Bring the Healing Art of Equine Chiropractic to Your Stables
Published by Triplehchiropractic on December 26, 2015
Whether you have a stable full of thoroughbreds or a couple of old breed mares, chances are good that as an animal lover, you don’t want your horses to suffer needlessly. In many ways, horses are very similar to us in that age and infirmities slow them down and reduce the quality of their remaining years.How can you tell whether equine chiropractic care is needed?
Just because horses don’t have the gift of language doesn’t mean they aren’t communicating with us all the time. Anyone who has spent considerable time around horses learns what their nickers and whinnies mean or how a toss of the head might mean a horse is “feeling his oats” that day. So, too, do horses give us signs when their discomfort is crippling them. Below are some signs to watch out for that may indicate that a subluxation, or spine misalignment, might be the underlying cause of a great deal of your horse’s pain.
- Reluctance to being saddled
- Problems working in a specific direction or when turning
- Postural abnormalities
- Weight loss un-attributed to other conditions
- Biting or ear-pinning when saddling is attempted
- Obvious body stiffness and/or muscle rigidity
- Tilting the head at odd angles
- Refusing to jump or be ridden
- Problems collecting and with lateral work

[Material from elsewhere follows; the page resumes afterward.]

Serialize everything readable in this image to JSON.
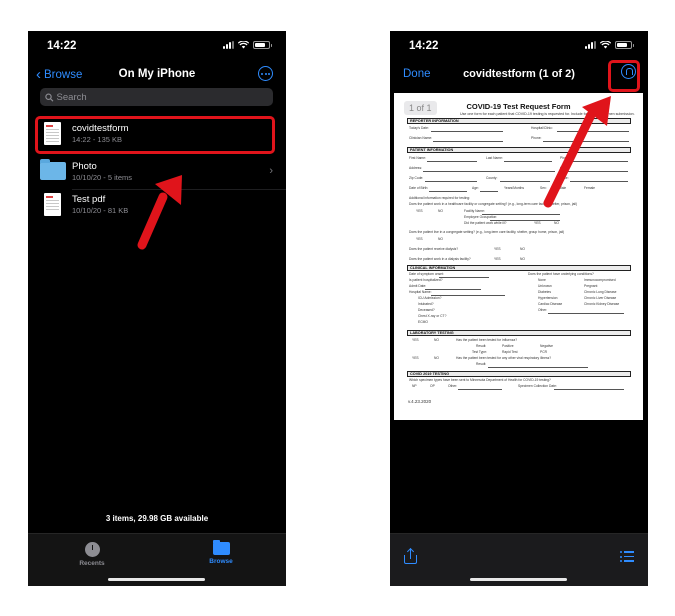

As there can be many different causes for your horse to be acting out of character, it is important to have them examined first by an equine veterinarian. Their troubles could be something as simple as being poorly shod by the farrier, or they may have a painful abscess beneath the skin that makes the pressure of being ridden excruciating. Even a misfitting saddle can cause a docile horse to turn cantankerous, so it is vital to get at the root of the problem in order to alleviate any pain.The problem of subluxation
Just as in humans, a horse’s spine serves as the bony frame that enables motion and functionality. When misalignment occurs, either due to the infirmities that come with aging or from an injury caused by misadventure, equine nerves can get pinched and cause wracking spasms in the muscles. The entire back and neck area can become inflexible, and the joints swollen and painful.
Once a licensed equine veterinarian has ruled out other disorders, he or she can give the green light for chiropractic care for musculoskeletal conditions that haven’t resolved with traditional therapeutic treatments. It is important to begin treatments as early as is medically possible, as practitioners have learned that optimum results stem from early intervention after injuries. While chronic conditions can and do receive benefits from chiropractic treatments, these manipulations cannot undo any degenerative changes that have already taken place.Anatomy of an equine chiropractic examination
A good equine chiropractor always begins by taking a full medical history of the animal. Following that, the practitioner segues into the physical exam itself. Ideally, it should involve all of the following:
- Observation of the horse standing at rest. The practitioner will be checking for any asymmetries, atrophying musculature, abnormalities in posture and signs of discomfort.
- He or she will then palpate the spine and identify and analyze hot and inflamed regions, as well as any other obvious structural abnormalities.
- It is also crucial to analyze the horse’s gait during the chiropractic examination. The mobility (or lack thereof) will be noted, including the range of pelvic motion. Doing so allows the practitioner to rule out limb abnormalities as a cause of the animal’s distress.
- The practitioner will also need to employ motion palpation during the exam. He or she will gently move each joint through its full range of motion to gauge resistance and loss of mobility of all of the vertebrae.
When you discover that a condition responds favorably to equine chiropractic techniques, it is important to understand that, just like in chiropractic done on human patients, periodic adjustments will likely have to be done in order for the relief to continue for your horse. The nature of the injury or disability will likely dictate — at least initially — the frequency of the treatments.
The provider will rely to a great degree on owner feedback for the efficacy of the treatments and the duration of the relief that is provided to the horse. Paying close attention to the gait, mood and appetite of the animal in the days following the treatment can help establish a baseline for frequency of future treatments and the relief to be expected.
While equine chiropractic care will never replace the services of your large animal veterinarian, it definitely has its place as part of an array of holistic therapeutic treatments that can provide relief to horses suffering from injuries and chronic conditions that remain resistant to more traditional treatment modules.Finding the right equine chiropractic practitioner for your horse
Because there is minimal regulation on those who practice chiropractic on animals, anyone can hang out their shingle and declare themselves equine chiropractors. Because of this, horse owners have to be wary of putting their horses into the literal hands of those who have improper training. As the horse community is small and owners are familiar with one another, the tried and true method of word-of-mouth is generally sufficient to separate the chaff from the wheat. Any equine chiropractor who damages a valuable horse will not stay in business very long. It is wise to ask what education and training your chiropractic has.
Here at Triple H Chiropractic, Dr. Ginny Heller has expanded her human practice to include providing chiropractic relief to her four-legged friends as well. She completed her animal chiropractic course work at Parker University and offers her on-call services to horses throughout the greater Houston area. Call today at 832.658.9637 to schedule an on-site visit by Dr. Heller.